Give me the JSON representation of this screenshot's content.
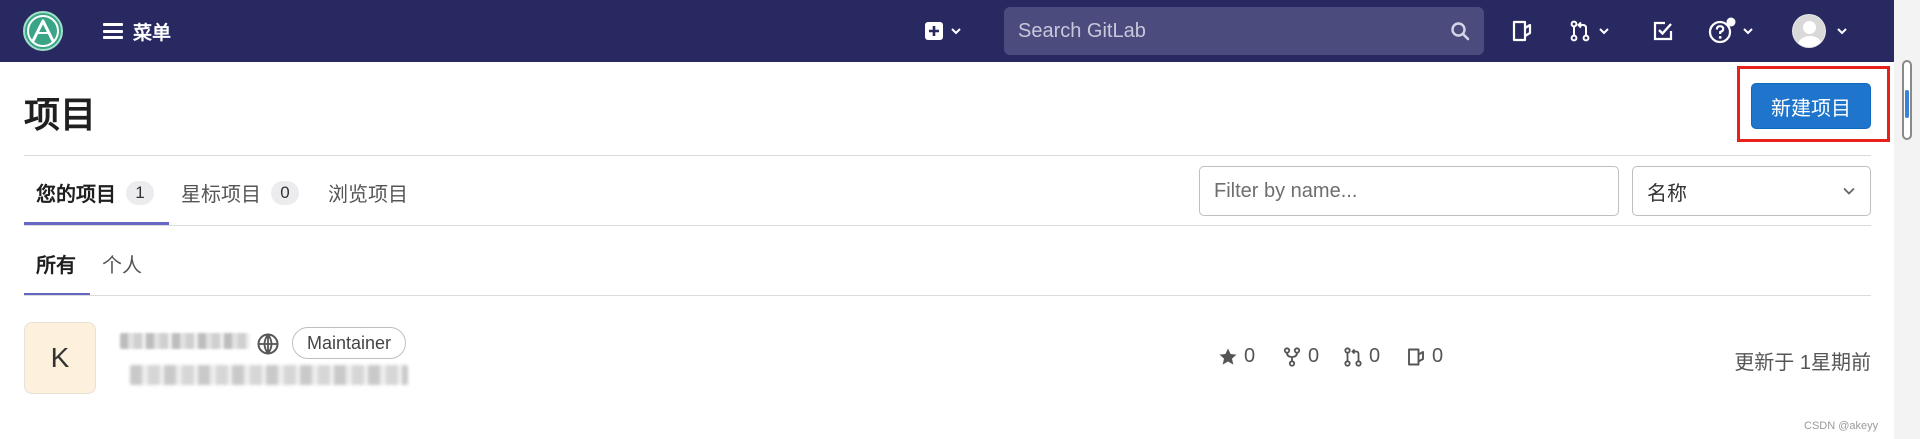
{
  "topbar": {
    "menu_label": "菜单",
    "search_placeholder": "Search GitLab",
    "colors": {
      "bar": "#292961",
      "search_bg": "#4b4b7e"
    }
  },
  "page": {
    "title": "项目",
    "new_project_button": "新建项目",
    "accent": "#1f75cb",
    "highlight_frame": "#e5231b"
  },
  "tabs": [
    {
      "label": "您的项目",
      "count": "1",
      "active": true
    },
    {
      "label": "星标项目",
      "count": "0",
      "active": false
    },
    {
      "label": "浏览项目",
      "active": false
    }
  ],
  "filter": {
    "placeholder": "Filter by name...",
    "sort_selected": "名称"
  },
  "subtabs": [
    {
      "label": "所有",
      "active": true
    },
    {
      "label": "个人",
      "active": false
    }
  ],
  "project": {
    "avatar_letter": "K",
    "role": "Maintainer",
    "stars": "0",
    "forks": "0",
    "merge_requests": "0",
    "issues": "0",
    "updated": "更新于 1星期前"
  },
  "watermark": "CSDN @akeyy"
}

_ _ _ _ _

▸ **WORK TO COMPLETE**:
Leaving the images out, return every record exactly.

▸ **SOLUTION FOR THIS EXERCISE**:
Give me the JSON representation of this screenshot's content.
{
  "topbar": {
    "menu_label": "菜单",
    "search_placeholder": "Search GitLab",
    "colors": {
      "bar": "#292961",
      "search_bg": "#4b4b7e"
    }
  },
  "page": {
    "title": "项目",
    "new_project_button": "新建项目",
    "accent": "#1f75cb",
    "highlight_frame": "#e5231b"
  },
  "tabs": [
    {
      "label": "您的项目",
      "count": "1",
      "active": true
    },
    {
      "label": "星标项目",
      "count": "0",
      "active": false
    },
    {
      "label": "浏览项目",
      "active": false
    }
  ],
  "filter": {
    "placeholder": "Filter by name...",
    "sort_selected": "名称"
  },
  "subtabs": [
    {
      "label": "所有",
      "active": true
    },
    {
      "label": "个人",
      "active": false
    }
  ],
  "project": {
    "avatar_letter": "K",
    "role": "Maintainer",
    "stars": "0",
    "forks": "0",
    "merge_requests": "0",
    "issues": "0",
    "updated": "更新于 1星期前"
  },
  "watermark": "CSDN @akeyy"
}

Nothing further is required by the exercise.